Vince Marcello, co-writer and director of “The Kissing Booth 2,” knew he needed an opening scene that quickly updated fans of the original with what Elle (Joey King) did over the summer after high school sweetheart Noah (Jacob Elordi) graduated and left for Harvard. Adding to the degree of difficulty: Marcello had to create visual references to Los Angeles in the sequence, even though the sequel, which hits Netflix on July 24, was shot in South Africa.
“The idea I had was to acquaint you with the character in a really fast way that was fun, energetic and exciting,” explains the director, who used snapshots of time — Elle at the beach, watching TV and working on her college essay — as the couple try to maintain their relationship from afar.
Marcello called on cinematographer Anastas Michos, who framed the first film, to deliver his vision — a flurry of images mixed with music and voiceover. Michos calls the director a master of montage. “He understands cinematic pacing. One question I always asked him, because he’s also a musician, was the rhythm of the scene. A shot always has a beginning, middle and end. A montage has a beginning, middle and end.”
Michos set out to enhance the snappy look of the previous film. He used a Panavision DXL2 camera with primo lenses that helped the colors pop. For budget reasons, he says, he did not shoot in its highest 8K resolution. “We shot in 6K [instead of 4K], framed for 5K, and Marcello could manipulate whatever shots he needed to later. A key moment in the opening montage was how to feature the Hollywood sign that was so iconic in the first film, as the spot where Elle and Noah first make love. Long conversations were held about how to include it in the sequel.
The vignette was partially shot at an abandoned airport in Cape Town, and was a collaborative effort among Michos, production designer Iñigo Navarro Andres.
Marcello and Michos agreed the shot required the soft light of magic hour to best capture the moment and memory of the place. Andres was tasked with creating the effect. And, Marcello says, “I told Anastas how much sign and grass I needed for the sequence.”
Back in Los Angeles, Michos had used a drone, flying an Alexa Mini, to capture the landmark. He shot Elle on a special VFX plate at the airport in South Africa as she looks at her phone and thinks of texting Noah. In the film, she appears with the Hollywood sign in the background.
“Through the magic of visual effects, we had Joey King in South Africa and had it appear as if she were in L.A.,” Michos says.

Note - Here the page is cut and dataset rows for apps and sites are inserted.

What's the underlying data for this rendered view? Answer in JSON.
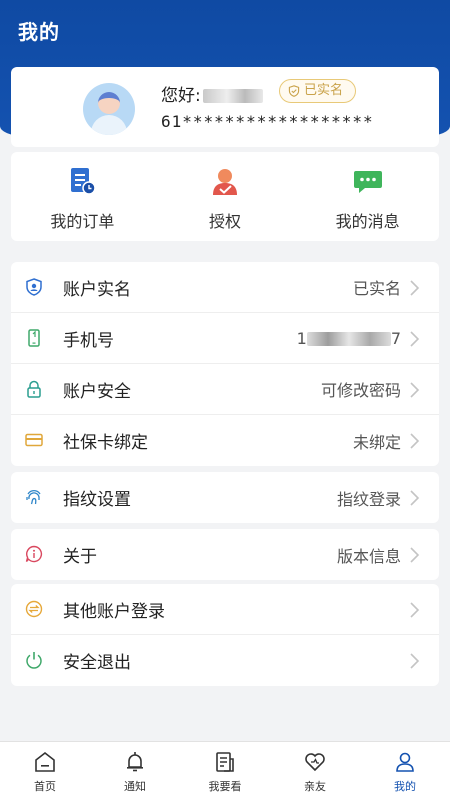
{
  "header": {
    "title": "我的"
  },
  "profile": {
    "greeting": "您好:",
    "verified_badge": "已实名",
    "id_number": "61******************"
  },
  "quick_actions": [
    {
      "label": "我的订单",
      "icon": "order-icon"
    },
    {
      "label": "授权",
      "icon": "authorize-icon"
    },
    {
      "label": "我的消息",
      "icon": "message-icon"
    }
  ],
  "account_menu": [
    {
      "label": "账户实名",
      "value": "已实名",
      "icon": "shield-id-icon"
    },
    {
      "label": "手机号",
      "value": "1",
      "value_tail": "7",
      "icon": "phone-icon"
    },
    {
      "label": "账户安全",
      "value": "可修改密码",
      "icon": "lock-icon"
    },
    {
      "label": "社保卡绑定",
      "value": "未绑定",
      "icon": "card-icon"
    }
  ],
  "fingerprint_menu": {
    "label": "指纹设置",
    "value": "指纹登录",
    "icon": "fingerprint-icon"
  },
  "about_menu": {
    "label": "关于",
    "value": "版本信息",
    "icon": "info-icon"
  },
  "other_menu": [
    {
      "label": "其他账户登录",
      "value": "",
      "icon": "switch-account-icon"
    },
    {
      "label": "安全退出",
      "value": "",
      "icon": "power-icon"
    }
  ],
  "bottom_nav": [
    {
      "label": "首页",
      "icon": "home-icon"
    },
    {
      "label": "通知",
      "icon": "bell-icon"
    },
    {
      "label": "我要看",
      "icon": "document-icon"
    },
    {
      "label": "亲友",
      "icon": "heart-icon"
    },
    {
      "label": "我的",
      "icon": "user-icon",
      "active": true
    }
  ],
  "colors": {
    "brand_blue": "#1452b0",
    "badge_gold": "#c9a24a",
    "page_bg": "#f2f3f5"
  }
}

Marcello, who notes that fans on Twitter had called for an update on Elle, sees the shot — and the montage — as the best way to quickly deliver the goods. “[It’s] a great reveal and calls back the first film in a fresh way,” he says. “I didn’t want it to feel like something we had done before.”